Highlighting the Ability in Disability: 5 Autism Misconceptions to Dispel
Whether it be misinformation floating around the internet or harmful depictions of autistic individuals from Hollywood, autism can be a deeply misunderstood disorder. Without the proper resources, parents of autistic children can be guided down the wrong path when attempting to understand the way their child sees the world. It's essential to do extensive research before coming to any conclusions about how autism affects individuals. Here are five common misconceptions about autism that are perpetuated online and throughout society.
All autistic individuals present the same symptoms

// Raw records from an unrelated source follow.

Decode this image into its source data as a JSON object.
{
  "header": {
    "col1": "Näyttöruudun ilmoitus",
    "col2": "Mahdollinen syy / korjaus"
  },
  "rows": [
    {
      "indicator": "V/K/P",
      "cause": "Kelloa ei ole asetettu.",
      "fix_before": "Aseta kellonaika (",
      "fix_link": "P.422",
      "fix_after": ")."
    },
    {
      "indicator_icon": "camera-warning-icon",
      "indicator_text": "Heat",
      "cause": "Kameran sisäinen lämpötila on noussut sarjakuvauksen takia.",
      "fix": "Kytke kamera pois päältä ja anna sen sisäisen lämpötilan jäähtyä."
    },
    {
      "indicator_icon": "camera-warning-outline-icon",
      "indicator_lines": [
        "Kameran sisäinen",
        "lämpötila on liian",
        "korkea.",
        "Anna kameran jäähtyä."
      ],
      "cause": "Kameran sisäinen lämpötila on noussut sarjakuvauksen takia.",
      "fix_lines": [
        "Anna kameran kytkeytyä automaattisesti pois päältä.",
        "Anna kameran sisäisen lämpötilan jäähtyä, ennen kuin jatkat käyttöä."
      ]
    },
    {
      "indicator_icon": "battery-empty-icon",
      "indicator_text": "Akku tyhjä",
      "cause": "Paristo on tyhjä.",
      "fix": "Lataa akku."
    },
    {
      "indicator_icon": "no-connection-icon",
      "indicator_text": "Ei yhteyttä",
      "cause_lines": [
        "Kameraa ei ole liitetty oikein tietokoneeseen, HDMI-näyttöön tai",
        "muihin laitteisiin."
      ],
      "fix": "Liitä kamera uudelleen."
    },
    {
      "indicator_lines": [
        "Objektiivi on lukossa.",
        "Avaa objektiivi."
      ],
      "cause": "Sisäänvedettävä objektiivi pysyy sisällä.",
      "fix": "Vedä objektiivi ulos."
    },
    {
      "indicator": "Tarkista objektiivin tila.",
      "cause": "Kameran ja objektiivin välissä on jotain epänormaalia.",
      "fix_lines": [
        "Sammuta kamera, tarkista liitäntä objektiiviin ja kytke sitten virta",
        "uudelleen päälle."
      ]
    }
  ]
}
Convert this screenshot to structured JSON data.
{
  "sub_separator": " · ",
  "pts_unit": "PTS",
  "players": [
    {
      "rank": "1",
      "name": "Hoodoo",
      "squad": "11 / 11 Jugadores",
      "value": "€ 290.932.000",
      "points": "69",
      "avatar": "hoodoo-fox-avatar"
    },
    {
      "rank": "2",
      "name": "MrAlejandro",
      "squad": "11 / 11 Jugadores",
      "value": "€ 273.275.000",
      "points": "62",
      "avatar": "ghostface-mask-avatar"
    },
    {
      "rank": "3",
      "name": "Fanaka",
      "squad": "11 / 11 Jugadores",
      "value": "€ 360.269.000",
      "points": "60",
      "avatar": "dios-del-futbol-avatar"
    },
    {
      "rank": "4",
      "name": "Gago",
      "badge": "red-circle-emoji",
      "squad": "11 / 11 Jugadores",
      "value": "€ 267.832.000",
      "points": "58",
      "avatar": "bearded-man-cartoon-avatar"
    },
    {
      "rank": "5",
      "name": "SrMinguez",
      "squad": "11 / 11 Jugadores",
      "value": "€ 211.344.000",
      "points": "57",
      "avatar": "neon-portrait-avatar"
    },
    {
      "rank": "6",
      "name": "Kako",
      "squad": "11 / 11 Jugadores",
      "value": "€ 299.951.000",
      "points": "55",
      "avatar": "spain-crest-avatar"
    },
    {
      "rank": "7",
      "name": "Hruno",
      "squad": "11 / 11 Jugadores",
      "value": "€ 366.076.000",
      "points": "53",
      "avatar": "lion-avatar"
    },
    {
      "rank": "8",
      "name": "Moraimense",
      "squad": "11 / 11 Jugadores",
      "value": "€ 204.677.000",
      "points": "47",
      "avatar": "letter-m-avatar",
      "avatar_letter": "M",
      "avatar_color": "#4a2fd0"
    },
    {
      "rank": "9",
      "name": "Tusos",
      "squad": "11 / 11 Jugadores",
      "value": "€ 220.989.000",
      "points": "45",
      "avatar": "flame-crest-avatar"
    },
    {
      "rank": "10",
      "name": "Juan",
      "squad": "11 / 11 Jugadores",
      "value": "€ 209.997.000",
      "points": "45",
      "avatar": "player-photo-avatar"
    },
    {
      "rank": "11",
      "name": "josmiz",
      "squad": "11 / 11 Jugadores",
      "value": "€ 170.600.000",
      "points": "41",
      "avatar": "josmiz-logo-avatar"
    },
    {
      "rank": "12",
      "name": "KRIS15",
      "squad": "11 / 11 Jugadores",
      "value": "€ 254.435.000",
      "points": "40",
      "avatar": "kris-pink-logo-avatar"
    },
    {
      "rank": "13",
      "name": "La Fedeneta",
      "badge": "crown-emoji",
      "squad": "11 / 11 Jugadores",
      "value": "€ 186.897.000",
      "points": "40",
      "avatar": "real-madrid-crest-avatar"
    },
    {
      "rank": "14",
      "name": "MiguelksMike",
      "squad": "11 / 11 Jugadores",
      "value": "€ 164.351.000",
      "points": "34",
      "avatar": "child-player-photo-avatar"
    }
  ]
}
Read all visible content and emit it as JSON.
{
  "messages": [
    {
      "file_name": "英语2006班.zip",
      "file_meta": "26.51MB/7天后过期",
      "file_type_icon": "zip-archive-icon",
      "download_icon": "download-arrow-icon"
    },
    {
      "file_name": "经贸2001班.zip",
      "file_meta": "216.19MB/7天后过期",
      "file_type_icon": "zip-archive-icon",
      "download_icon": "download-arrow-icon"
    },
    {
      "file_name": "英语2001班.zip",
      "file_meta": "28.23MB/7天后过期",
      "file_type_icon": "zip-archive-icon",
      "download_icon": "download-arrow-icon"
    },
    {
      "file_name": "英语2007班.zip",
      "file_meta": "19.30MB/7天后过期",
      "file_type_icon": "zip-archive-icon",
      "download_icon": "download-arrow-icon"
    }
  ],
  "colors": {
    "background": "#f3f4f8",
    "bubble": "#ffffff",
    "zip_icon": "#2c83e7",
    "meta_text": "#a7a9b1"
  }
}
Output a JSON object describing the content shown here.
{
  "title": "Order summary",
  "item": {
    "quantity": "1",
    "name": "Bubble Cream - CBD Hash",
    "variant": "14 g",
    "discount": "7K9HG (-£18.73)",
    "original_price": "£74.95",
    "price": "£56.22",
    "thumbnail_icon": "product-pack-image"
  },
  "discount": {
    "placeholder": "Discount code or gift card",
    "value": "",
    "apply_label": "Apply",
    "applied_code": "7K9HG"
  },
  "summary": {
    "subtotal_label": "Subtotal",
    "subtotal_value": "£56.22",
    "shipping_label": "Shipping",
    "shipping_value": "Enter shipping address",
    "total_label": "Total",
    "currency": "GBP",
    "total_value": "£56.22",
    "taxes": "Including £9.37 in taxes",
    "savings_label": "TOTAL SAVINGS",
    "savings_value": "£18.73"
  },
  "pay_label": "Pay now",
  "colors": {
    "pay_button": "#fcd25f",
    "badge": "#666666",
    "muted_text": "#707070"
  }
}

When you hear the word “autism,” you may have a preconceived notion of how autism affects behavior or the symptoms that stem from the disorder. However, autism is a “spectrum” disorder, meaning that the way autism presents differs for every individual. Autism spectrum types range in severity and symptoms. A commonly known type is Asperger Syndrome, which shows in autistic individuals with milder symptoms. Autistic people with Aspergers face challenges primarily in social situations. Autistic individuals with Autistic Disorder tend to have more severe symptoms and may struggle with hypersensitivity to sensory input. It's vital to understand the differences between the autism spectrum types to pursue the most effective treatment options for each type.
Autistic individuals don't want friends
Autism makes communication and social skills particularly difficult to master for autistic individuals. Unfortunately, with social interactions being a challenge, many autistic people find it difficult to make friends. However, this challenge leads many people to believe that autistic individuals are uninterested in making social connections. In fact, many autistic children and adults do want friends but just haven't developed the skills to go about it. It may just take longer for autistic people to establish relationships, but they are just as interested as anyone else in nurturing meaningful connections.
Medicine can cure autism with medicine
Though autism has existed forever, scientists and researchers have not developed a cure for the disorder. No treatment can fully cure autism, yet many people engage in dangerous practices believing there is a cure. Chelation is a popular option touted as a cure, which involves removing mercury from the blood by taking medications with detrimental side effects. Another potentially dangerous “treatment” is taking in vitamin A in high doses, leading to bone damage and liver failure. However, autistic individuals can manage their disorder by talking to a doctor about medications that can treat specific symptoms or pursuing therapy treatment. By doing so, autistic individuals can lead productive and comfortable lives.
Autistic individuals don't feel or understand emotions
Autism doesn't hinder the ability to feel emotions, but it does impact the way autistic individuals communicate their feelings. Autistic individuals also struggle to interpret other people's expressions of emotion. Many people mistake this challenge as autistic people being unable to understand emotion or feel anything, but this isn't true. Instead, they simply express and understand feelings in different ways. Body language and the nuances of speech are not easily understood, so it's best to speak literally when talking with autistic individuals.
Vaccines cause autism
A widespread misconception pushed heavily by the anti-vaxxer movement is that vaccinations cause autism. The misinformation stems from a 1998 report published in the medical journal, The Lancet. However, the journal retracted the article when scientists found that the physician falsified the data in the report. Despite the in-depth research scientists and medical professionals have conducted disproving the correlation between vaccines and autism, some people continue to worry. It's vital to know that there is no credible evidence that vaccines cause autism, and there should be no fear around receiving vaccinations that will keep you healthy.
The bottom line
While many misconceptions surround autism, many wonderful organizations work hard every day to unravel false narratives and battle against mental health stigmas. If you want to become involved in their essential work, becoming educated about autism is one of the best ways to do your part in understanding and supporting autistic individuals.